Benicio Del Toro

Reviews

Blog Posts

Features

Thumbnails 11/2/15

Nighthawks at the cinema; Rebecca Parrish on "Radical Grace"; Suicide harder to read than murder; John Carpenter on "Vampires"; "Sicario" not yet a reality.

Features

Thumbnails 8/8/14

Rocket Raccoon makes a comeback; Why Some Movies Shouldn't Be Explained; Fear of a Minority Superhero; Christian Indies of 2014; Profane response to net neutrality.

Ebert Club

#168 May 22, 2013

Marie writes: Now this is really neat. It made TIME's top 25 best blogs for 2012 and with good reason. Behold artist and photographer Gustaf Mantel's Tumblr blog "If we don't, remember me" - a collection of animated GIFs based on classic films. Only part of the image moves and in a single loop; they're sometimes called cinemagraphs. The results can be surprisingly moving. They also can't be embedded so you have to watch them on his blog. I already picked my favorite. :-)

Far Flungers

When Silence is not Golden

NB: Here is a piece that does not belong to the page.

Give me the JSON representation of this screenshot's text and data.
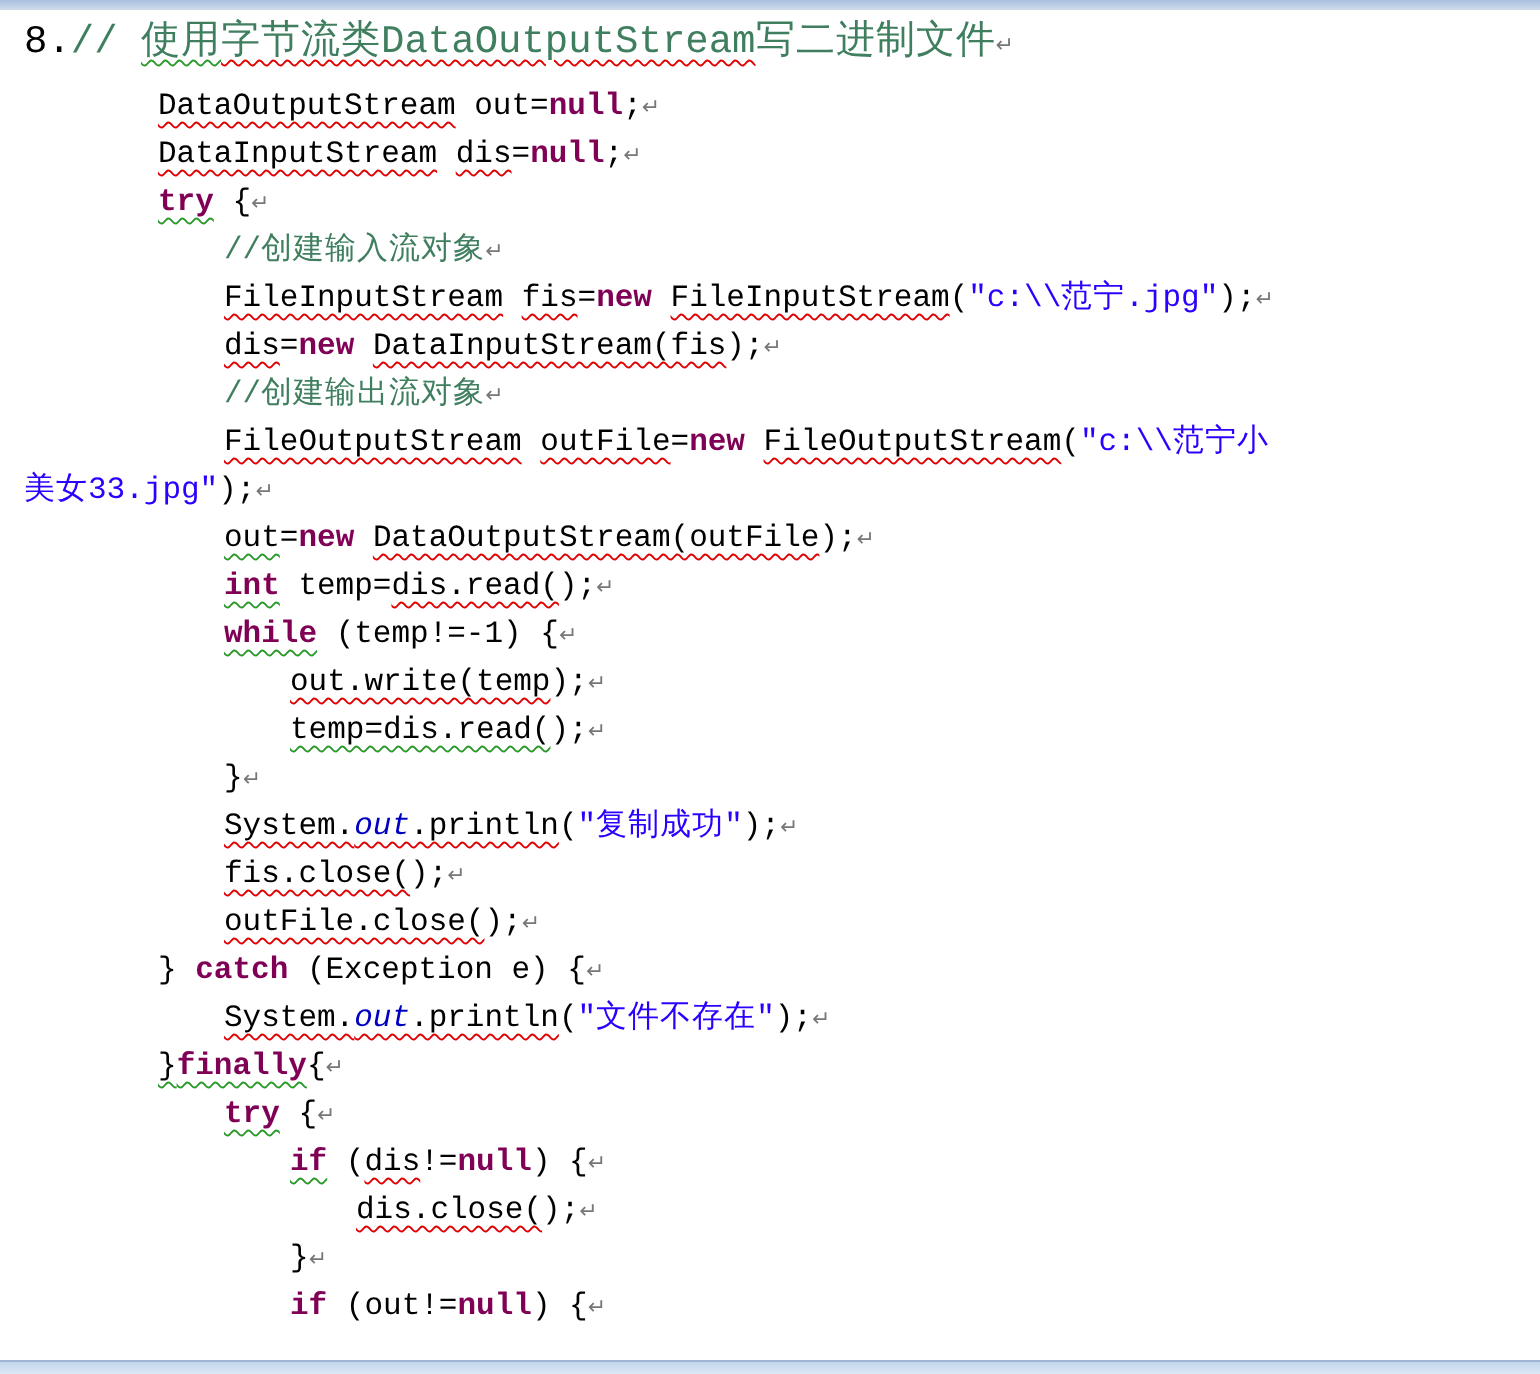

Dedicated to all those who lost family members prematurely, and to two students -- one struggling with addiction, and the other who lost her father.

This is grief. The silence that comes with a loved one's death is like no normal silence. It is in our culture that we respond to this stillness with stillness upon stillness. We try to think of death as that leap into some great beyond, perhaps finally letting our loved one's fluorescent inner radiance free. In the process, those loved ones take with them the air from within our lungs. So, in coping, we respond to their perceived new freedom by restricting ourselves with strict boundaries. And, as we cope with loss, we find relief in reunions. Time begins to jump around as we sit in the moment in front of us, leaping between moments in the past, frightened by the cloud in the future. The reunions open old happy memories that help turn that searing, salty burn of the tears into a blankety warmth. But, in our culture, the reunions often end quickly, leaving us alone in the darkness, unable to sleep. This is grief. And, this is what I observed in the first half hour of Susanne Bier's soft-spoken "Things we Lost in the Fire" (2007).